• _WORK TO COMPLETE_: Exact copy required. Repeat the records, but keep the pictures out.

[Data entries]
--- --- ---

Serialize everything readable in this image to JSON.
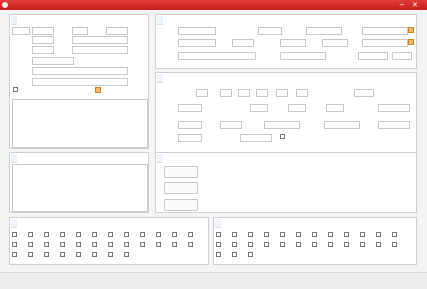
{
  "window": {
    "title": "",
    "minimize_icon": "minimize-icon",
    "close_icon": "close-icon",
    "title_color": "#d32020"
  },
  "panels": {
    "owner": {
      "title": ""
    },
    "property": {
      "title": ""
    },
    "details": {
      "title": ""
    },
    "remarks": {
      "title": ""
    },
    "photos": {
      "title": ""
    },
    "facilities": {
      "title": ""
    },
    "surroundings": {
      "title": ""
    }
  },
  "photo_buttons": {
    "indoor": "",
    "floor_plan": "",
    "exterior": ""
  },
  "footer": {
    "save": "",
    "save_next": ""
  },
  "colors": {
    "accent": "#1f4aa8",
    "title_bar": "#d32020",
    "panel_header_bg": "#eef3fb"
  }
}
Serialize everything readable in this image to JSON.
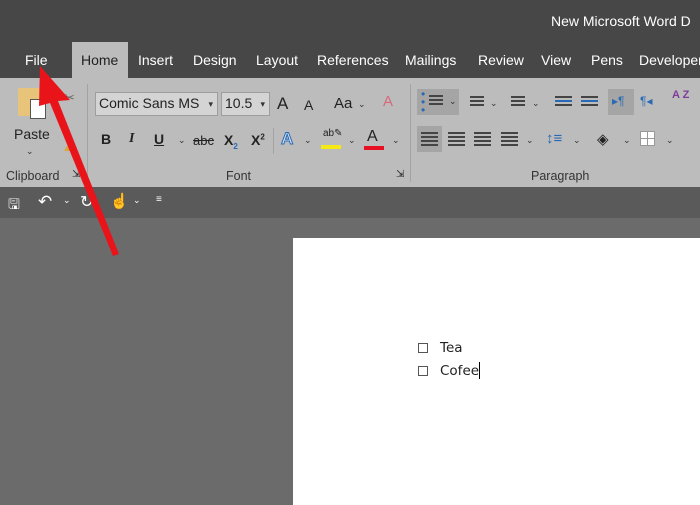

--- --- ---

• _RESULT FOR THIS TASK_:
Serialize everything readable in this image to JSON.
{
  "window": {
    "title": "",
    "minimize_icon": "minimize-icon",
    "close_icon": "close-icon",
    "title_color": "#d32020"
  },
  "panels": {
    "owner": {
      "title": ""
    },
    "property": {
      "title": ""
    },
    "details": {
      "title": ""
    },
    "remarks": {
      "title": ""
    },
    "photos": {
      "title": ""
    },
    "facilities": {
      "title": ""
    },
    "surroundings": {
      "title": ""
    }
  },
  "photo_buttons": {
    "indoor": "",
    "floor_plan": "",
    "exterior": ""
  },
  "footer": {
    "save": "",
    "save_next": ""
  },
  "colors": {
    "accent": "#1f4aa8",
    "title_bar": "#d32020",
    "panel_header_bg": "#eef3fb"
  }
}
Serialize everything readable in this image to JSON.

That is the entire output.